A country which imports or exports has to do transactions in a foreign currency and USD is the international reserve currency. For example, if an Indian buyer makes an order for goods with Belgium, he must make payments in USD in accordance with the current exchange rate with 1 USD. The Belgium exporter who receives payment receives it in USD which is then converted into Euro.
While Rupee-denominated trades were done earlier also, it was limited. The RBI’s decision to liberalize Rupee trade is in view of the problems prevailing in Sri Lanka and Russia. In the former case, the island nation has become bankrupt and may not be able to pay in Forex. As for Russia, payments cannot be made in USD amid the sanctions imposed by the US.
Payments can be made by India or businesses back home or received by it by another country or businesses in that country if there is Rupee Vostro account.
To settle trade transactions with any country, banks in India will open Vostro accounts – an account that a correspondent bank holds on behalf of another bank.

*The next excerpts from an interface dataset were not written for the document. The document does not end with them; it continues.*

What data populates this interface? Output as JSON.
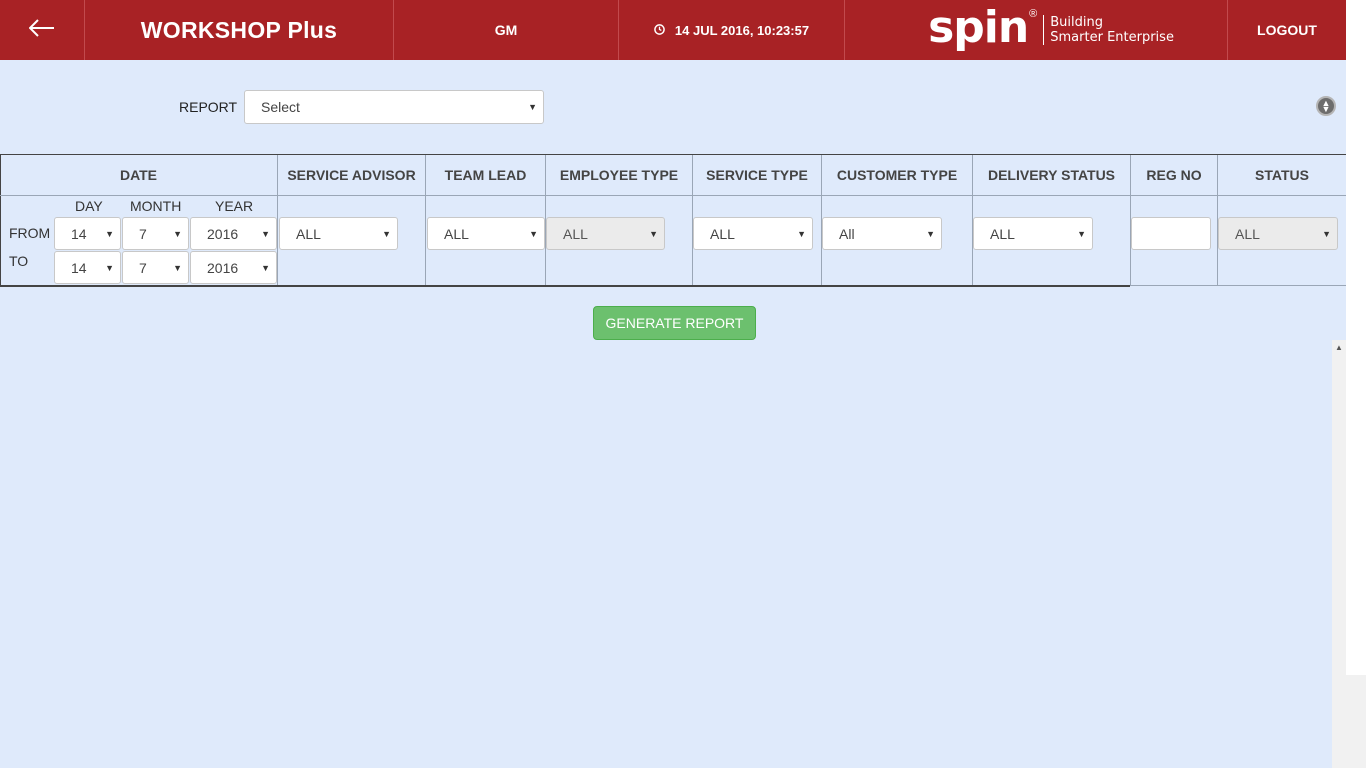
{
  "header": {
    "back_icon": "arrow-left-icon",
    "app_title": "WORKSHOP Plus",
    "user": "GM",
    "clock_icon": "clock-icon",
    "datetime": "14 JUL 2016, 10:23:57",
    "brand_logo": "spin",
    "brand_reg": "®",
    "brand_tagline_1": "Building",
    "brand_tagline_2": "Smarter Enterprise",
    "logout": "LOGOUT",
    "header_color": "#a82225"
  },
  "report": {
    "label": "REPORT",
    "selected": "Select"
  },
  "filters": {
    "date": {
      "header": "DATE",
      "day_label": "DAY",
      "month_label": "MONTH",
      "year_label": "YEAR",
      "from_label": "FROM",
      "to_label": "TO",
      "from": {
        "day": "14",
        "month": "7",
        "year": "2016"
      },
      "to": {
        "day": "14",
        "month": "7",
        "year": "2016"
      }
    },
    "service_advisor": {
      "header": "SERVICE ADVISOR",
      "value": "ALL"
    },
    "team_lead": {
      "header": "TEAM LEAD",
      "value": "ALL"
    },
    "employee_type": {
      "header": "EMPLOYEE TYPE",
      "value": "ALL"
    },
    "service_type": {
      "header": "SERVICE TYPE",
      "value": "ALL"
    },
    "customer_type": {
      "header": "CUSTOMER TYPE",
      "value": "All"
    },
    "delivery_status": {
      "header": "DELIVERY STATUS",
      "value": "ALL"
    },
    "reg_no": {
      "header": "REG NO",
      "value": ""
    },
    "status": {
      "header": "STATUS",
      "value": "ALL"
    }
  },
  "actions": {
    "generate": "GENERATE REPORT",
    "generate_color": "#6cc06e"
  }
}
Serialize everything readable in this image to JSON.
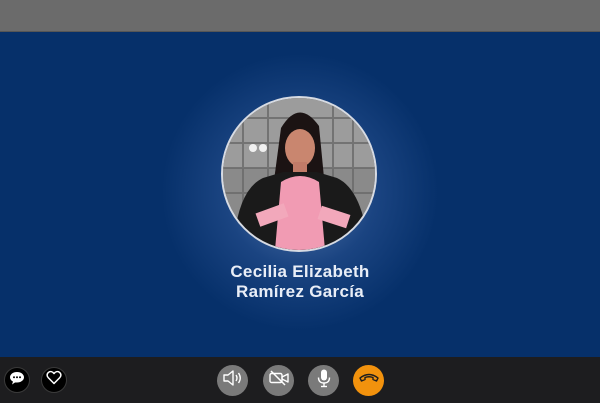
{
  "caller": {
    "name_line1": "Cecilia Elizabeth",
    "name_line2": "Ramírez García"
  },
  "controls": {
    "left": [
      {
        "id": "chat",
        "icon": "chat-bubble-icon"
      },
      {
        "id": "favorite",
        "icon": "heart-icon"
      }
    ],
    "center": [
      {
        "id": "speaker",
        "icon": "speaker-icon"
      },
      {
        "id": "video",
        "icon": "video-off-icon"
      },
      {
        "id": "mute",
        "icon": "microphone-icon"
      },
      {
        "id": "end_call",
        "icon": "hang-up-icon"
      }
    ]
  },
  "colors": {
    "background": "#06306a",
    "top_bar": "#6b6b6b",
    "bottom_bar": "#1d1d1f",
    "control_button": "#7a7a7a",
    "end_call": "#f2920d"
  }
}
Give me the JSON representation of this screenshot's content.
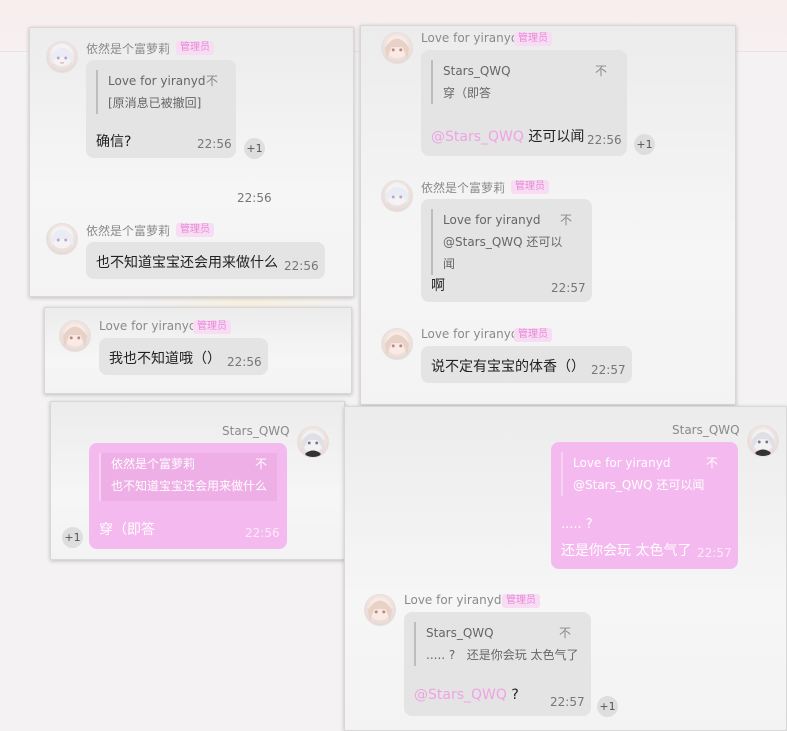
{
  "colors": {
    "pink_bubble": "#f4b9ee",
    "mention": "#f0a3e4",
    "badge_text": "#e58ad6",
    "badge_bg": "#f8dcf3",
    "gray_bubble": "#e4e4e4"
  },
  "icons": {
    "avatar_yiranyd": "anime-girl-avatar",
    "avatar_fuluoli": "white-hair-girl-avatar",
    "avatar_stars": "dark-hair-avatar"
  },
  "badge": "管理员",
  "plus_one": "+1",
  "p1": {
    "m1": {
      "name": "依然是个富萝莉",
      "quote_name": "Love for yiranyd",
      "quote_x": "不",
      "quote_text": "[原消息已被撤回]",
      "text": "确信?",
      "time": "22:56"
    },
    "loose_time": "22:56",
    "m2": {
      "name": "依然是个富萝莉",
      "text": "也不知道宝宝还会用来做什么",
      "time": "22:56"
    }
  },
  "p2": {
    "m1": {
      "name": "Love for yiranyd",
      "quote_name": "Stars_QWQ",
      "quote_x": "不",
      "quote_text": "穿（即答",
      "mention": "@Stars_QWQ",
      "text": " 还可以闻",
      "time": "22:56"
    },
    "m2": {
      "name": "依然是个富萝莉",
      "quote_name": "Love for yiranyd",
      "quote_x": "不",
      "quote_text": "@Stars_QWQ 还可以闻",
      "text": "啊",
      "time": "22:57"
    },
    "m3": {
      "name": "Love for yiranyd",
      "text": "说不定有宝宝的体香（）",
      "time": "22:57"
    }
  },
  "p3": {
    "m1": {
      "name": "Love for yiranyd",
      "text": "我也不知道哦（）",
      "time": "22:56"
    }
  },
  "p4": {
    "m1": {
      "name": "Stars_QWQ",
      "quote_name": "依然是个富萝莉",
      "quote_x": "不",
      "quote_text": "也不知道宝宝还会用来做什么",
      "text": "穿（即答",
      "time": "22:56"
    }
  },
  "p5": {
    "m1": {
      "name": "Stars_QWQ",
      "quote_name": "Love for yiranyd",
      "quote_x": "不",
      "quote_text": "@Stars_QWQ 还可以闻",
      "line1": "..... ?",
      "line2": "还是你会玩 太色气了",
      "time": "22:57"
    },
    "m2": {
      "name": "Love for yiranyd",
      "quote_name": "Stars_QWQ",
      "quote_x": "不",
      "quote_text": "..... ?   还是你会玩 太色气了",
      "mention": "@Stars_QWQ",
      "text": " ?",
      "time": "22:57"
    }
  }
}
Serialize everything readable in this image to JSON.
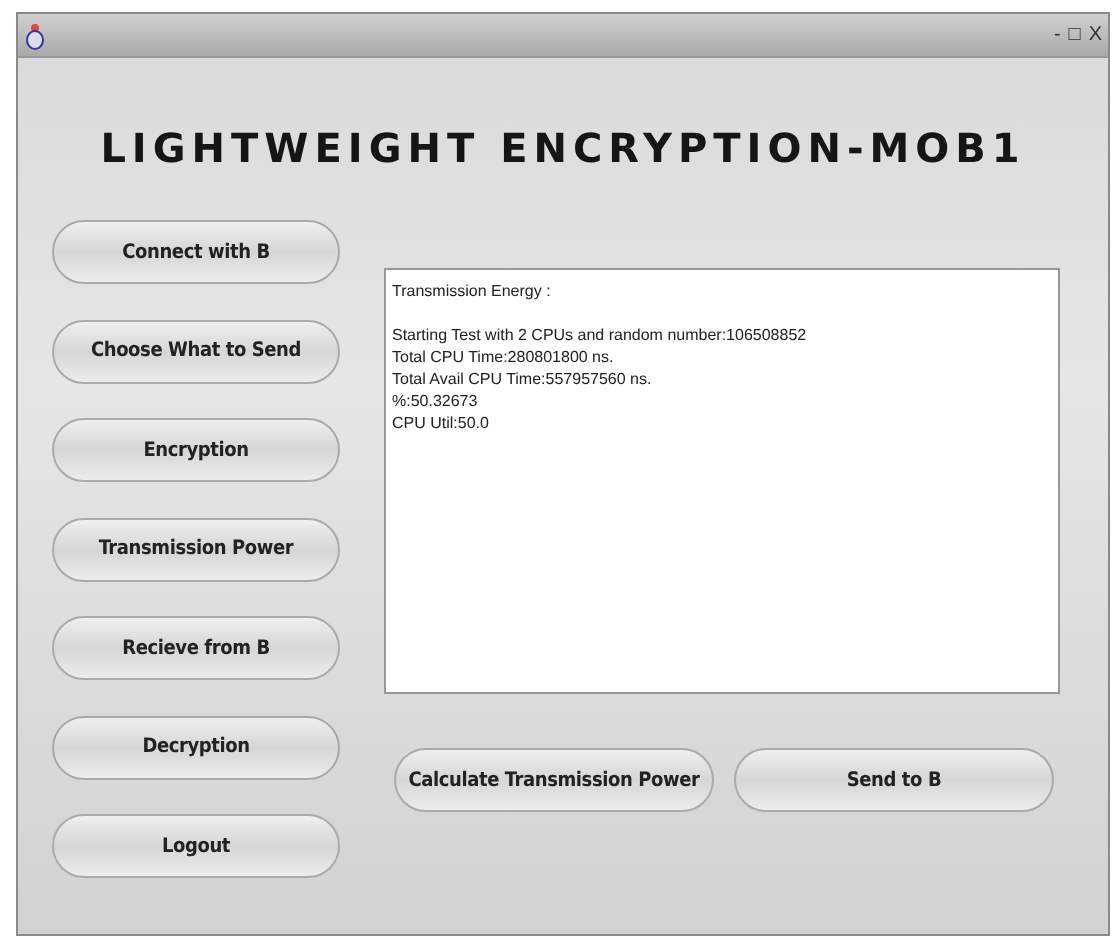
{
  "window": {
    "controls": [
      "-",
      "□",
      "X"
    ]
  },
  "title": "LIGHTWEIGHT ENCRYPTION-MOB1",
  "side_buttons": [
    "Connect with B",
    "Choose What to Send",
    "Encryption",
    "Transmission Power",
    "Recieve from B",
    "Decryption",
    "Logout"
  ],
  "output_heading": "Transmission Energy :",
  "output_lines": [
    "Starting Test with 2 CPUs and random number:106508852",
    "Total CPU Time:280801800 ns.",
    "Total Avail CPU Time:557957560 ns.",
    "%:50.32673",
    "CPU Util:50.0"
  ],
  "bottom_buttons": [
    "Calculate Transmission Power",
    "Send to B"
  ]
}
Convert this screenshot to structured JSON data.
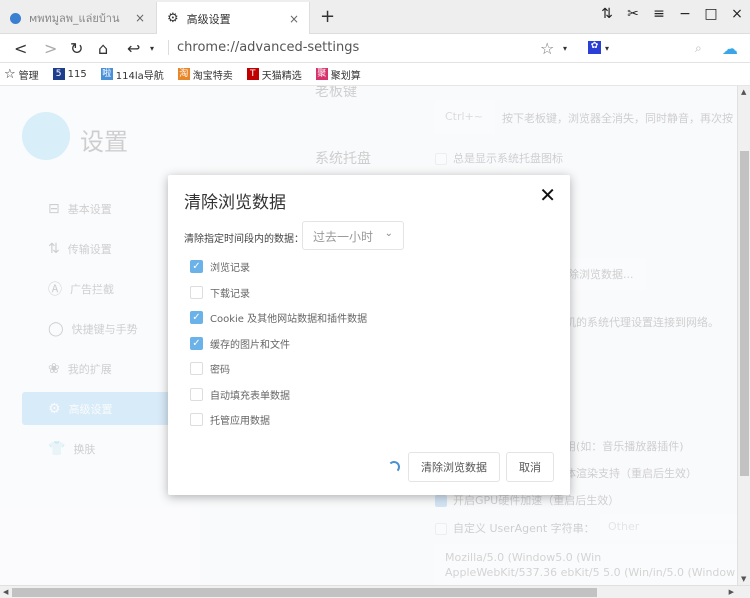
{
  "tabs": [
    {
      "title": "мพทมูลพ_แล่ยบ้าน",
      "close": "×"
    },
    {
      "title": "高级设置",
      "close": "×"
    }
  ],
  "new_tab": "+",
  "window_controls": {
    "transfer": "⇅",
    "cut": "✂",
    "menu": "≡",
    "minimize": "−",
    "maximize": "□",
    "close": "×"
  },
  "address": {
    "url": "chrome://advanced-settings"
  },
  "bookmarks": [
    {
      "label": "管理",
      "color": "#333"
    },
    {
      "label": "115",
      "icon": "5",
      "color": "#1e3e8c"
    },
    {
      "label": "114la导航",
      "icon": "啦",
      "color": "#4a90d9"
    },
    {
      "label": "淘宝特卖",
      "icon": "淘",
      "color": "#e8862a"
    },
    {
      "label": "天猫精选",
      "icon": "T",
      "color": "#c00000"
    },
    {
      "label": "聚划算",
      "icon": "聚",
      "color": "#d6336c"
    }
  ],
  "sidebar": {
    "title": "设置",
    "items": [
      {
        "label": "基本设置",
        "icon": "⊟"
      },
      {
        "label": "传输设置",
        "icon": "⇅"
      },
      {
        "label": "广告拦截",
        "icon": "Ⓐ"
      },
      {
        "label": "快捷键与手势",
        "icon": "◯"
      },
      {
        "label": "我的扩展",
        "icon": "❀"
      },
      {
        "label": "高级设置",
        "icon": "⚙",
        "active": true
      },
      {
        "label": "换肤",
        "icon": "👕"
      }
    ]
  },
  "background": {
    "boss_key_label": "老板键",
    "boss_key_value": "Ctrl+~",
    "boss_key_desc": "按下老板键，浏览器全消失，同时静音，再次按",
    "tray_label": "系统托盘",
    "tray_option": "总是显示系统托盘图标",
    "clear_button": "清除浏览数据...",
    "proxy_desc": "机的系统代理设置连接到网络。",
    "plugin_desc": "用(如：音乐播放器插件)",
    "font_desc": "体渲染支持（重启后生效）",
    "gpu_option": "开启GPU硬件加速（重启后生效）",
    "ua_option": "自定义 UserAgent 字符串：",
    "ua_select": "Other",
    "ua_line1": "Mozilla/5.0 (Window5.0 (Win",
    "ua_line2": "AppleWebKit/537.36 ebKit/5 5.0 (Win/in/5.0 (Window"
  },
  "dialog": {
    "title": "清除浏览数据",
    "range_label": "清除指定时间段内的数据：",
    "range_value": "过去一小时",
    "options": [
      {
        "label": "浏览记录",
        "checked": true
      },
      {
        "label": "下载记录",
        "checked": false
      },
      {
        "label": "Cookie 及其他网站数据和插件数据",
        "checked": true
      },
      {
        "label": "缓存的图片和文件",
        "checked": true
      },
      {
        "label": "密码",
        "checked": false
      },
      {
        "label": "自动填充表单数据",
        "checked": false
      },
      {
        "label": "托管应用数据",
        "checked": false
      }
    ],
    "confirm": "清除浏览数据",
    "cancel": "取消"
  }
}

The move may not show an immediate impact but is being seen by many as a positive and one that will yield long term benefits.
A Business Insider report suggested that Indian imports from Russia stood at USD 2.5 billion in April and May, and will annualize to USD 30 billion.
Meanwhile, the RBI recently spent USD 40 billion in keeping the Rupee stable. This means that rupee-denominated trade could be used to offset outflows and preserve the foreign exchange reserves.
The trading partners run the risk of currency fluctuations and with the trade now being allowed in Rupee, exporters will stand to benefit as the final settlement will be done in rupees.
The first goal must be to give a foothold to rupee-denominated transactions in Asia and especially in the country’s neighbourhood and gradually scaling its reach.
Many countries are facing problems with their forex reserves and we are seeing China now jumping to take advantage of the situation. It is now working towards making Yuan a global currency.
India is a growing economy which has strong fundamentals and huge potential, and increasing the clout of its own currency might take its own time. Nevertheless, the journey has begun.